Usually when I’m trying to fit life around baking, I end up putting my sourdough dough in the fridge to retard the rise. That’s the beauty of sourdough: it’s somewhat flexible in the making and baking, so that you can effectively put it on pause. I wanted to bake a loaf of bread today and in the usual run of things, I’d have probably made the dough last night, put it in the fridge overnight before taking it out this morning to come up to temperature and rise properly while I went to Heathrow to collect P after her trip to Seattle. There’s an element of risk there, however, in that the rise would be happening while I wasn’t around to keep an eye on it and I didn’t really know for how long I’d be out of the house. The safer alternative would have been to let the sourdough rise last night and then put the risen dough in the fridge, bringing it out for baking this afternoon after getting home but I had a mini-discussion about high-hydration sourdoughs with someone on Twitter last night (yeah, that’s what sourdough geeks do) and reminded myself about the famous recipe for no-knead bread that appeared in the New York Times a few years ago.
You should click the link and read the recipe for yourself but in essence you mix a stupidly wet dough that you have absolutely no chance of shaping, leave it for 18-24 hours, then give it a couple of folds, another rise then bung the scarily wet and wobbly dough into what the Americans call a Dutch oven but I just refer to as my Creuset cast iron pot with the metal handles (because the pot’s designed to go in the oven oven proof) and bake.

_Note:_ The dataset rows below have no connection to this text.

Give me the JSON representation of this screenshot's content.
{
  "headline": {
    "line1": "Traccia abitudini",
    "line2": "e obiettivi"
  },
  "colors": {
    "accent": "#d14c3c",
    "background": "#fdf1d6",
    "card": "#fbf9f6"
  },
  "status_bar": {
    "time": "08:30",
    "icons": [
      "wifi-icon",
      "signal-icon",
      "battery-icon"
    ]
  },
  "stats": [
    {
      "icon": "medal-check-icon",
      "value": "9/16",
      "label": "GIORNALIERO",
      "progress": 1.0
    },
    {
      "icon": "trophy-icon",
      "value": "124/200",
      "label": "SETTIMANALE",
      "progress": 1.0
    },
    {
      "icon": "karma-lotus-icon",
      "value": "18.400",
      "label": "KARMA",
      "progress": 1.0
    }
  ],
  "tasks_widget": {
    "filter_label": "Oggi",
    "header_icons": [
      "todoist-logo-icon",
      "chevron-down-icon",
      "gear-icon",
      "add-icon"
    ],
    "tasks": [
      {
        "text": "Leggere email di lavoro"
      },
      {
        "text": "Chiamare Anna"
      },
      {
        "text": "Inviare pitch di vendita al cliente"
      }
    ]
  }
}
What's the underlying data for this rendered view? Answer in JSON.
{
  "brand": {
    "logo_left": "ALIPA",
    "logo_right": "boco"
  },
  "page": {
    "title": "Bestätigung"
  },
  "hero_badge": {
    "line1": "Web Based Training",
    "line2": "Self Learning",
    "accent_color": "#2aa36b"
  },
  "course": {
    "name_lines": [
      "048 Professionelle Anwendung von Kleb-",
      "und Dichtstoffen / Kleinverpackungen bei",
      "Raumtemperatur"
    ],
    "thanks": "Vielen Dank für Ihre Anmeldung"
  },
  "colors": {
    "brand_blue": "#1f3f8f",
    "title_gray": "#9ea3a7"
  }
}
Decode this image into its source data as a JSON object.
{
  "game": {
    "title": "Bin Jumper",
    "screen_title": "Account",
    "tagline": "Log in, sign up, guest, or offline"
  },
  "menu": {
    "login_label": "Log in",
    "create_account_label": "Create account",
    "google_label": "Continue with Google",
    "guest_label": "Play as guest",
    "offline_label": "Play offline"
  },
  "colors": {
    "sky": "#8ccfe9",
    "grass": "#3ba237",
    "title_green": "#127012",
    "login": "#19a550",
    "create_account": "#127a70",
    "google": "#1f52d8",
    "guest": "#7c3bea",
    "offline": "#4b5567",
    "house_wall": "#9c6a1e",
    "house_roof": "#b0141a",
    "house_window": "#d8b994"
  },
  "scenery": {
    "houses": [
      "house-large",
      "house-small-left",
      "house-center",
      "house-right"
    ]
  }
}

So I did the initial mix last night at around 8pm, meaning I was perfectly safe to leave it to do its thing without any intervention required from me until late this afternoon.
If you’re still stuck with the idea that you have to knead bread intensively for 10 minutes, doing virtually nothing to your dough – I don’t think I spent more than 5 minutes with it, and even then 3 of those minutes were in measuring the ingredients – requires a massive leap of faith. As someone familiar with the ‘time + stretch and fold’ method of bread-making, it wasn’t such a stretch (and fold) of the imagination but it’s still a thing of wonder that this hardly touched shaggy dough (see photo below) can turn into a boule with an amazing crunchy crust and a moist, chewy crumb.
Next time I’m going to replace the commercial yeast in the recipe with a drop of sourdough to see how that works out.